College of Science and Health > Faculty & Staff > Faculty A-Z > Windsor Aguirre

Windsor Aguirre

  • Associate Professor, Evolutionary Biology
  • ​​​​PhD​​​​
  • Biological Sciences
  • ​Evolutionary Biology, Ichthyology

  • (773) 325-8005
  • ​McGowan South, Room 221A       

Classes Taught
  • Concepts in Evolution (BIO 335/435)
  • Molecular Methods in Ecology and Evolution (BIO 321/421)​
  • Evolution (BIO 235)
  • Biostatistics (BIO 206)
  • General Biology II for Science Majors (BIO 192)
  • Evolution and Society (BIO 104) - Part of the Short-Term Study Abroad Program Galapagos: Evolution and Society 
  • Evolution in Health and Medicine (BIO 110)

Research Interests
Aguirre's lab is broadly interested in studying the early stages of evolutionary diversification and how different factors facilitate or constrain evolution.
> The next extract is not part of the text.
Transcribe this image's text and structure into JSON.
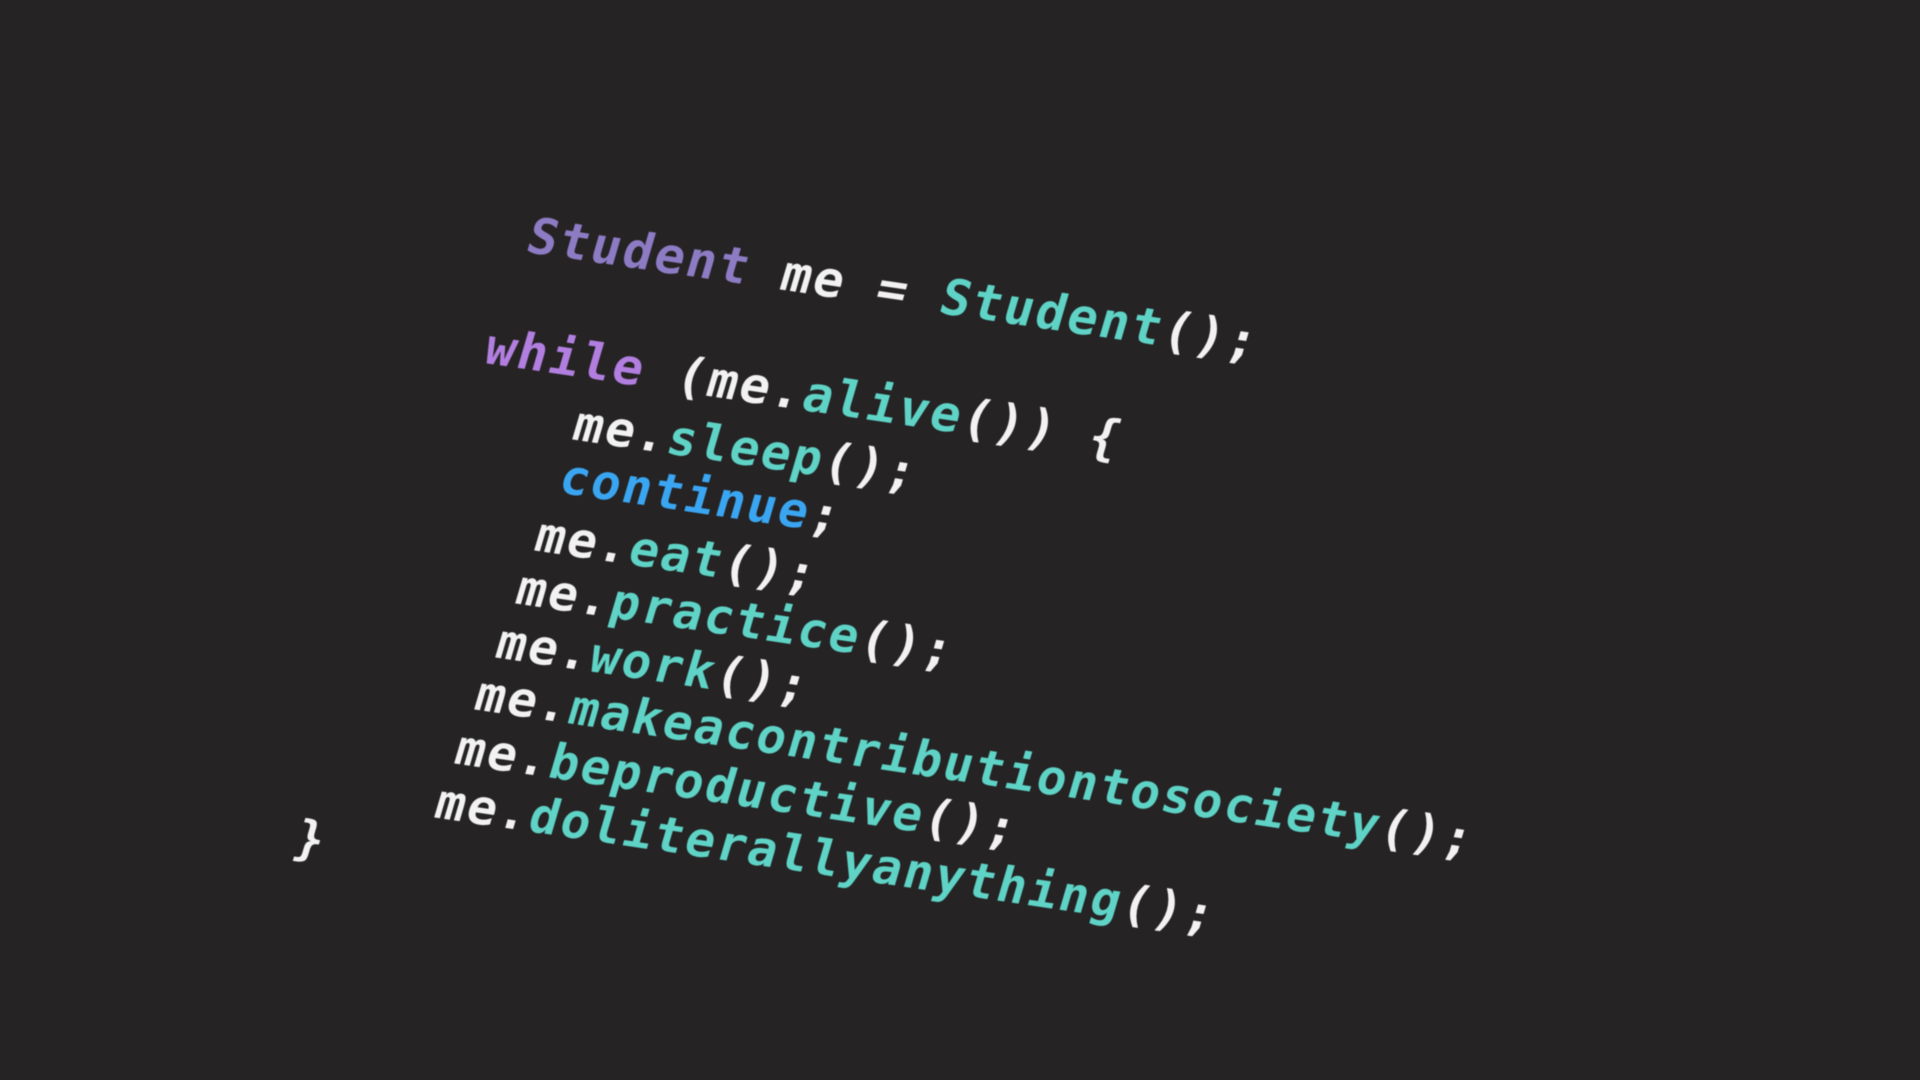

Most of the research in the lab involves fishes, with projects taking place in a variety of geographic locations from tropical (e.g., Ecuador) to temperate (e.g., Alaska, Chicago)  ecosystems. Many different tools are used to tease apart the complexity of biological systems, including geometric morphometrics to study morphological variation and molecular markers to study genetic variation.

Research projects in the lab are quite diverse and include studies of the evolution of body form of closely related fishes adapting to different habitats, the impact of human-mediated habitat transformation on fishes, and the evolutionary history and population genetic structure of Neotropical fish species. A major focus of the lab involves studying how the axial skeleton responds to the evolution of body form as populations adapt to different habitats, the functional significance of these changes, and the underlying developmental mechanisms. The lab is also conducting basic research on the ecology and evolution of freshwater fish species in western Ecuador.

Select Publications
 Alava, J.J., Calle, P., Tirape, A., Biedenbach, G., Alvarado Cadena, O., Maruya, K., Lao, W., Aguirre, W., Jimenez, P.J., Dominguez, G.A., Bossart, G.D., Fair, P.A. 2020. Persistent organic pollutants and mercury in genetically identified inner estuary bottlenose dolphin (Tursiops truncatus) residents of the Guayaquil Gulf, Ecuador: Ecotoxicological science in support of pollutant management and cetacean conservation. Frontiers in Marine Science 7:122.

Reyes, W.D., and W.E. Aguirre. 2019. Effects of temperature variation on vertebral number and body shape in Astyanax mexicanus (Teleostei: Characidae). PLoS One 14(7): e0219677.
Aguirre, W.E., A. Young, R. Navarrete Amaya, J. Valdiviezo Rivera, P. Jiménez Prado, R. Cucalón Tamayo, T. Borders, F. Nugra Salazar, P. Calle Delgado, and V. Shervette. 2019. Vertebral number covaries with body form and elevation along the Western Slopes of the Ecuadorian Andes in the Neotropical fish genus Rhoadsia (Teleostei: Characidae). Biological Journal of the Linnean Society 126:706-720.
Malato, G., V.R. Shervette, R. Navarrete Amaya, J. Valdiviezo Rivera, F. Nugra Salazar, P. Calle Delgado, K.C. Karpan, and W.E. Aguirre. 2017. Parallel body shape divergence in the Neotropical fish genus Rhoadsia (Teleostei: Characidae) along elevational gradients of the Western Slopes of the Ecuadorian Andes. PLoS One 12(6):e0179432.
Aguirre, W.E., S.E. Contreras, K.M. Carlson, A.J. Jagla, and L. Arellano. 2016. Evolutionary diversification of body form and the axial skeleton in the Gasterosteoidei — the sticklebacks and their closest relatives. Evolutionary Ecology Research 17:373-393.

Professional Activities
  • Academic Editor PLoS One
  • Research Associate, Field Museum of Natural History​
  • Chair of the DePaul University IACUC Committee
  • Director of Graduate Studies and Chair of the Graduate Committee for the Department of Biological Sciences 
  • Chair of the Department of Biological Sciences Web Page Committee
Professional Society Memberships
  • Fellow of the Linnean Society of London
  • Life Member of the Society for the Study of Evolution
  • Member of the American Society of Ichthyologists and Herpetologists